Abby F Fleisch, Robert O Wright and Andrea A Baccarelli
Departments of Endocrinology and Health Services Research, Children’s Hospital Boston, 300 Longwood Avenue, Boston, Massachusetts 02115, USA
Department of Environmental Health, Harvard School of Public Health, Boston, Massachusetts, USA
Epigenetic diet: impact on the epigenome and cancer
Hardy TM, Tollefsbol TO.
Department of Biology, University of Alabama at Birmingham, 1300 University Boulevard, Birmingham, AL 35294, USA.

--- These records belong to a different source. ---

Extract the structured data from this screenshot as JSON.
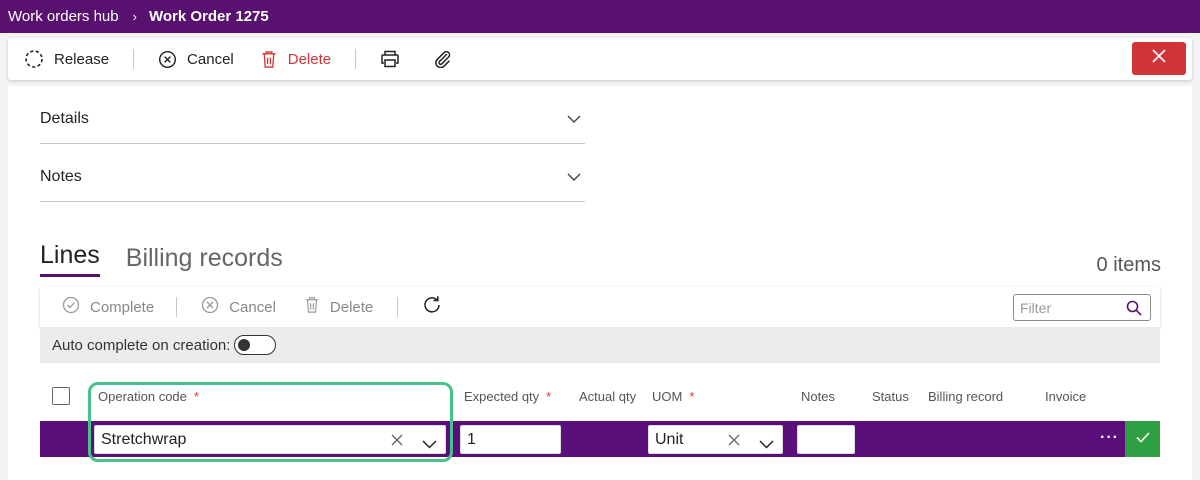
{
  "breadcrumb": {
    "parent": "Work orders hub",
    "current": "Work Order 1275"
  },
  "toolbar": {
    "release_label": "Release",
    "cancel_label": "Cancel",
    "delete_label": "Delete"
  },
  "sections": {
    "details": "Details",
    "notes": "Notes"
  },
  "tabs": {
    "lines": "Lines",
    "billing": "Billing records",
    "items_count": "0 items"
  },
  "lines_toolbar": {
    "complete_label": "Complete",
    "cancel_label": "Cancel",
    "delete_label": "Delete",
    "filter_placeholder": "Filter"
  },
  "auto_complete": {
    "label": "Auto complete on creation:",
    "enabled": false
  },
  "columns": {
    "operation_code": "Operation code",
    "expected_qty": "Expected qty",
    "actual_qty": "Actual qty",
    "uom": "UOM",
    "notes": "Notes",
    "status": "Status",
    "billing_record": "Billing record",
    "invoice": "Invoice",
    "required_marker": "*"
  },
  "row": {
    "operation_code": "Stretchwrap",
    "expected_qty": "1",
    "uom": "Unit",
    "notes": "",
    "more": "···"
  },
  "colors": {
    "brand": "#58116f",
    "row_bg": "#5a0f7a",
    "danger": "#d13438",
    "confirm": "#2ea043",
    "focus": "#47c28a"
  },
  "icons": {
    "release": "release-icon",
    "cancel": "cancel-circle-icon",
    "delete": "trash-icon",
    "print": "printer-icon",
    "attach": "paperclip-icon",
    "close": "close-icon",
    "complete": "check-circle-icon",
    "refresh": "refresh-icon",
    "search": "search-icon",
    "chevron": "chevron-down-icon",
    "confirm": "checkmark-icon"
  }
}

Epigenomics. 2011 Aug;3(4):503-18. doi: 10.2217/epi.11.71.
Epidemiology Research Group, Department of Public Health and Primary Care, Faculty of Medicine, Leuven, Belgium.
Prog Biophys Mol Biol. 2015 Mar 10. pii: S0079-6107(15)00033-4. doi: 10.1016/j.pbiomolbio.2015.02.008. [Epub ahead of print]
The earliest indications for paternally induced transgenerational effects from the environment to future generations were based on a small number of long-term epidemiological studies and some empirical observations. Only recently have experimental animal models and a few analyses on human data explored the transgenerational nature of phenotypic changes observed in offspring. Changes include multiple metabolic disorders, cancer and other chronic diseases. These phenotypes cannot always be explained by Mendelian inheritance, DNA mutations or genetic damage. Hence, a new compelling theory on epigenetic inheritance is gaining interest, providing new concepts that extend Darwin’s evolutionary theory. Epigenetic alterations or “epimutations” are being considered to explain transgenerational inheritance of parentally acquired traits. The responsible mechanisms for these epimutations include DNA methylation, histone modification, and RNA-mediated effects. This review explores the literature on a number of time-dependent environmentally induced epigenetic alterations, specifically those from dietary exposures. We suggest a role for the male germ line as one of nature’s tools to capture messages from our continuously changing environment and to transfer this information to subsequent generations. Further, we open the discussion that the paternally inherited epigenetic information may contribute to evolutionary adaptation.